It takes hard work, perseverance, the ability to face rejection and a lot of faking-it-til-you-make-it, but if I, a General Studies major and mom of a toddler, can manage to get to this point, then anyone can. But the words of encouragement may not be enough to spur you to action so let me leave you with some of the key thoughts/tips that I think made the difference for me this past year.
- Build your network and be sure to include mentors.
I contribute the majority of any success I found this last year to networking and mentors. The advice and opportunities I received from my mentors shaped my entire year and building my network helped to sharpen my soft skills which are often in short supply in the tech industry.
- Don’t turn down an opportunity that doesn’t meet all your specs until you have all the facts.
This one is three-fold for me.
The first example is when I met a gentleman in the elevator during my internship and he mentioned that his company was hiring and suggested I send him my resume. Weeks later I ended up with a job offer and got my friend an interview at that company as well. I decided not to take the role but my friend still works there and that wouldn’t have happened if I hadn’t even taken up the original offer to send him my resume.
The second example is when I received an email invitation to an invite-only Meetup that I had never heard of. Originally I didn’t plan on attending but the day of the event, the organizer emailed me and asked if I would help him run the event, and he made sure to mention that I would be compensated for my time. Of course, I decided to go and I met a lot of nice people, developers and hiring managers alike, one of which led me to get on with my current company. Even if I hadn’t been hired, the Meetup organizer had offered me the opportunity to help at more events that would mean paid travel to other states and compensation for my time. I still would have gained valuable experience while being compensated.
- If you feel like your learning or professional development journey is missing something, don’t be afraid to seek it out. Or, don’t wait for someone else to do what you can do yourself.
When my fellow boot camp classmates and I graduated we felt like there were still some things we weren’t quite prepared to face. The biggest of which was networking. It’s a scary thing to go to a new event, especially by yourself and you never know if it will be beneficial or not. So, we started a meetup together that is welcoming to all early career developers but especially other boot camp graduates. This gave us a low-pressure situation to network with people who were at the same stage in their careers as us and it has been immensely rewarding for me to watch and participate in the fellowship. Your need may be different but I guarantee there are things you can do yourself to start filling any gaps you feel you might have.

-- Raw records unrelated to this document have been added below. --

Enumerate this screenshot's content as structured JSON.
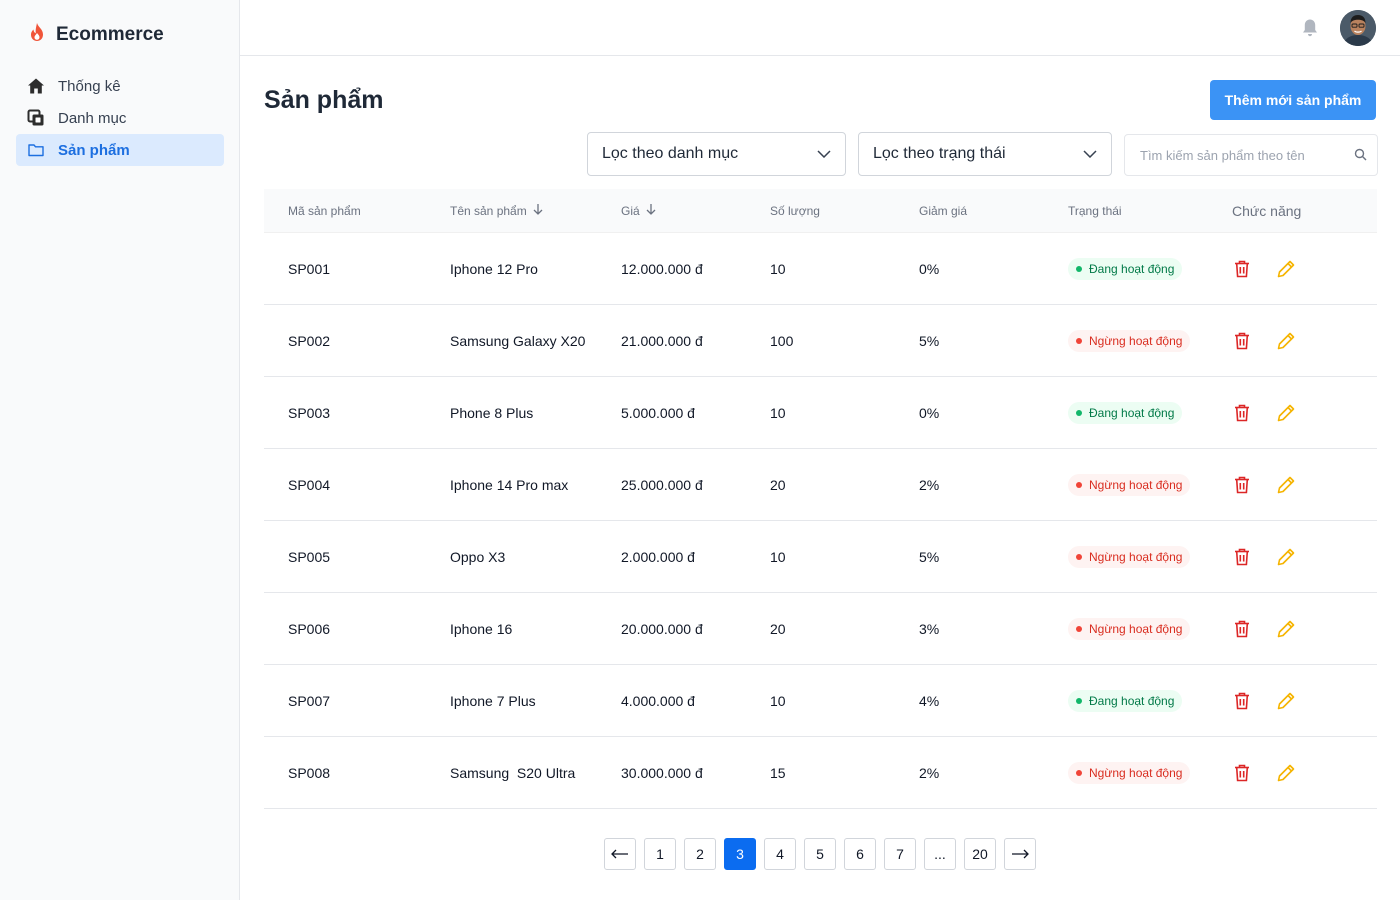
{
  "app": {
    "title": "Ecommerce"
  },
  "sidebar": {
    "items": [
      {
        "label": "Thống kê",
        "icon": "home-icon",
        "active": false
      },
      {
        "label": "Danh mục",
        "icon": "category-icon",
        "active": false
      },
      {
        "label": "Sản phẩm",
        "icon": "folder-icon",
        "active": true
      }
    ]
  },
  "header": {
    "notification_icon": "bell-icon",
    "avatar": "user-avatar"
  },
  "main": {
    "title": "Sản phẩm",
    "add_button": "Thêm mới sản phẩm",
    "filters": {
      "category": "Lọc theo danh mục",
      "status": "Lọc theo trạng thái"
    },
    "search": {
      "placeholder": "Tìm kiếm sản phẩm theo tên",
      "value": ""
    }
  },
  "table": {
    "headers": [
      "Mã sản phẩm",
      "Tên sản phẩm",
      "Giá",
      "Số lượng",
      "Giảm giá",
      "Trạng thái",
      "Chức năng"
    ],
    "rows": [
      {
        "code": "SP001",
        "name": "Iphone 12 Pro",
        "price": "12.000.000 đ",
        "qty": "10",
        "discount": "0%",
        "status": "Đang hoạt động",
        "active": true
      },
      {
        "code": "SP002",
        "name": "Samsung Galaxy X20",
        "price": "21.000.000 đ",
        "qty": "100",
        "discount": "5%",
        "status": "Ngừng hoạt động",
        "active": false
      },
      {
        "code": "SP003",
        "name": "Phone 8 Plus",
        "price": "5.000.000 đ",
        "qty": "10",
        "discount": "0%",
        "status": "Đang hoạt động",
        "active": true
      },
      {
        "code": "SP004",
        "name": "Iphone 14 Pro max",
        "price": "25.000.000 đ",
        "qty": "20",
        "discount": "2%",
        "status": "Ngừng hoạt động",
        "active": false
      },
      {
        "code": "SP005",
        "name": "Oppo X3",
        "price": "2.000.000 đ",
        "qty": "10",
        "discount": "5%",
        "status": "Ngừng hoạt động",
        "active": false
      },
      {
        "code": "SP006",
        "name": "Iphone 16",
        "price": "20.000.000 đ",
        "qty": "20",
        "discount": "3%",
        "status": "Ngừng hoạt động",
        "active": false
      },
      {
        "code": "SP007",
        "name": "Iphone 7 Plus",
        "price": "4.000.000 đ",
        "qty": "10",
        "discount": "4%",
        "status": "Đang hoạt động",
        "active": true
      },
      {
        "code": "SP008",
        "name": "Samsung  S20 Ultra",
        "price": "30.000.000 đ",
        "qty": "15",
        "discount": "2%",
        "status": "Ngừng hoạt động",
        "active": false
      }
    ]
  },
  "pagination": {
    "pages": [
      "1",
      "2",
      "3",
      "4",
      "5",
      "6",
      "7",
      "...",
      "20"
    ],
    "current": "3"
  },
  "colors": {
    "primary": "#3b93f5",
    "active_page": "#0b6cf0",
    "status_on": "#027a48",
    "status_off": "#d92d20",
    "delete_icon": "#dc2626",
    "edit_icon": "#f5b400",
    "brand_icon": "#f0553a"
  }
}
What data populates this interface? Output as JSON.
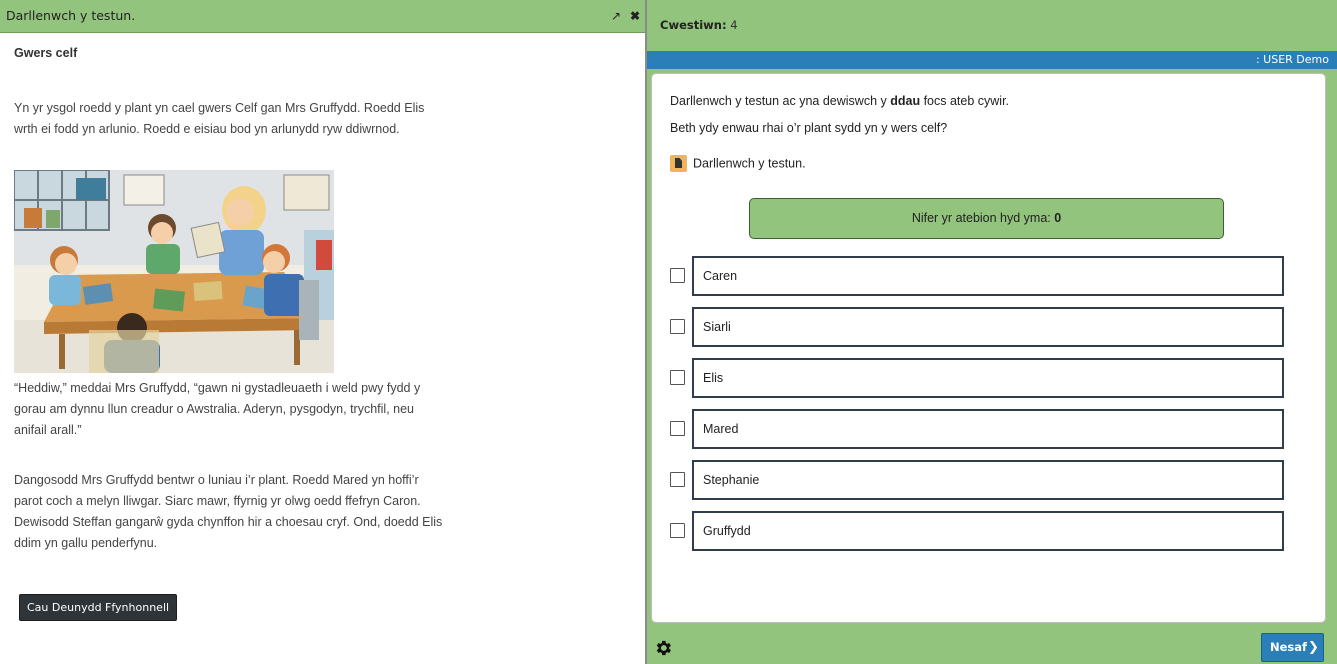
{
  "source_panel": {
    "header_title": "Darllenwch y testun.",
    "minimize_glyph": "↗",
    "close_glyph": "✖",
    "doc_title": "Gwers celf",
    "paragraphs": [
      "Yn yr ysgol roedd y plant yn cael gwers Celf gan Mrs Gruffydd. Roedd Elis wrth ei fodd yn arlunio. Roedd e eisiau bod yn arlunydd ryw ddiwrnod.",
      "“Heddiw,” meddai Mrs Gruffydd, “gawn ni gystadleuaeth i weld pwy fydd y gorau am dynnu llun creadur o Awstralia. Aderyn, pysgodyn, trychfil, neu anifail arall.”",
      "Dangosodd Mrs Gruffydd bentwr o luniau i’r plant. Roedd Mared yn hoffi’r parot coch a melyn lliwgar. Siarc mawr, ffyrnig yr olwg oedd ffefryn Caron. Dewisodd Steffan gangarŵ gyda chynffon hir a choesau cryf. Ond, doedd Elis ddim yn gallu penderfynu."
    ],
    "close_button_label": "Cau Deunydd Ffynhonnell"
  },
  "question_panel": {
    "question_label": "Cwestiwn:",
    "question_number": "4",
    "user_label": ": USER Demo",
    "instruction_pre": "Darllenwch y testun ac yna dewiswch y ",
    "instruction_bold": "ddau",
    "instruction_post": " focs ateb cywir.",
    "question_text": "Beth ydy enwau rhai o’r plant sydd yn y wers celf?",
    "read_text_link": "Darllenwch y testun.",
    "answer_count_label": "Nifer yr atebion hyd yma: ",
    "answer_count_value": "0",
    "options": [
      "Caren",
      "Siarli",
      "Elis",
      "Mared",
      "Stephanie",
      "Gruffydd"
    ],
    "next_button_label": "Nesaf",
    "next_chevron": "❯"
  },
  "colors": {
    "header_green": "#93c47d",
    "user_strip_blue": "#2a7fb8",
    "option_border": "#2f3e4a",
    "dark_button": "#2e3438"
  }
}
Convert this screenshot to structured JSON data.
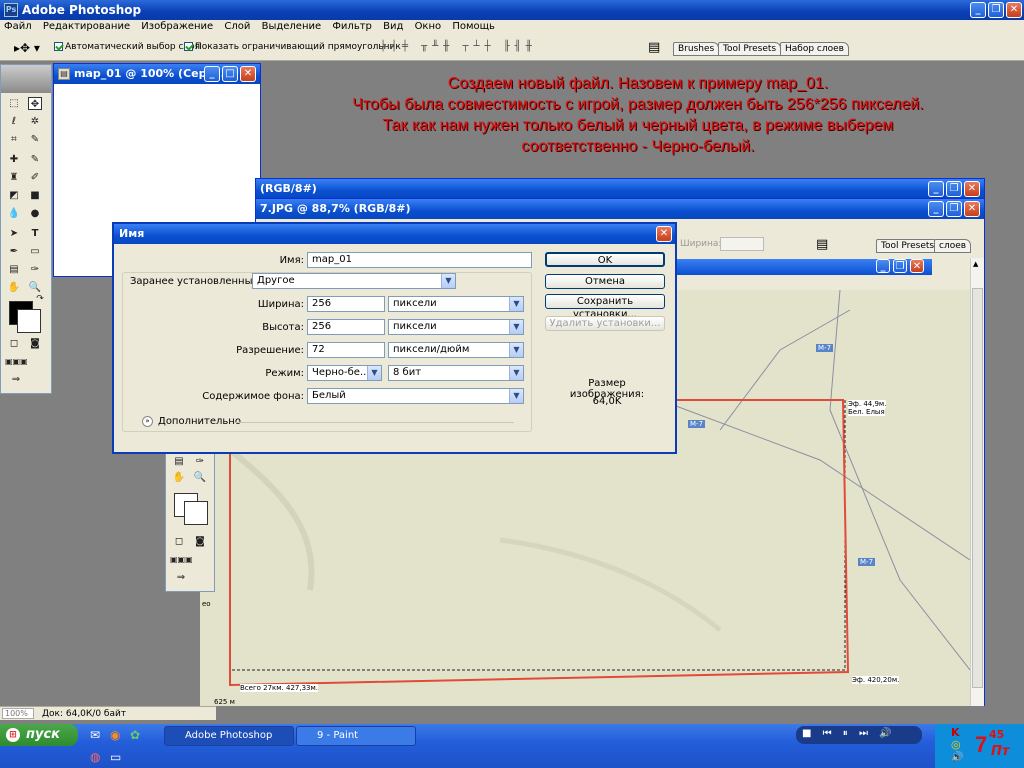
{
  "app": {
    "title": "Adobe Photoshop"
  },
  "menu": [
    "Файл",
    "Редактирование",
    "Изображение",
    "Слой",
    "Выделение",
    "Фильтр",
    "Вид",
    "Окно",
    "Помощь"
  ],
  "options": {
    "auto_select": "Автоматический выбор слоя",
    "show_bounds": "Показать ограничивающий прямоугольник"
  },
  "palette_tabs": [
    "Brushes",
    "Tool Presets",
    "Набор слоев"
  ],
  "new_doc_window": {
    "title": "map_01 @ 100% (Серы..."
  },
  "back_window": {
    "title": "(RGB/8#)"
  },
  "map_window": {
    "title": "7.JPG @ 88,7% (RGB/8#)"
  },
  "map_window_opts": {
    "width_label": "Ширина:",
    "tab": "Tool Presets",
    "tab2": "слоев"
  },
  "annotation": [
    "Создаем новый файл. Назовем к примеру map_01.",
    "Чтобы была совместимость с игрой, размер должен быть 256*256 пикселей.",
    "Так как нам нужен только белый и черный цвета, в режиме выберем",
    "соответственно - Черно-белый."
  ],
  "dialog": {
    "title": "Имя",
    "name_label": "Имя:",
    "name_value": "map_01",
    "preset_label": "Заранее установленные:",
    "preset_value": "Другое",
    "width_label": "Ширина:",
    "width_value": "256",
    "width_unit": "пиксели",
    "height_label": "Высота:",
    "height_value": "256",
    "height_unit": "пиксели",
    "res_label": "Разрешение:",
    "res_value": "72",
    "res_unit": "пиксели/дюйм",
    "mode_label": "Режим:",
    "mode_value": "Черно-бе...",
    "mode_depth": "8 бит",
    "bg_label": "Содержимое фона:",
    "bg_value": "Белый",
    "advanced": "Дополнительно",
    "ok": "OK",
    "cancel": "Отмена",
    "save_preset": "Сохранить установки...",
    "delete_preset": "Удалить установки...",
    "size_label": "Размер изображения:",
    "size_value": "64,0K"
  },
  "map": {
    "label_1": "Эф. 44,9м.",
    "label_1b": "Бел. Елыя",
    "label_total": "Всего  27км. 427,33м.",
    "label_end": "Эф. 420,20м.",
    "label_scale": "625 м",
    "side_label": "ео",
    "road_1": "М-7",
    "road_2": "М-7",
    "road_3": "М-7"
  },
  "status": {
    "zoom": "100%",
    "doc": "Док: 64,0К/0 байт"
  },
  "taskbar": {
    "start": "пуск",
    "items": [
      "Adobe Photoshop",
      "9 - Paint"
    ],
    "clock_h": "7",
    "clock_m": "45",
    "clock_day": "Пт"
  }
}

Your journey is your own but I believe that there is always something to learn from the experiences of those who came before us and I hope that you will find at least a snippet of valuable information from my story.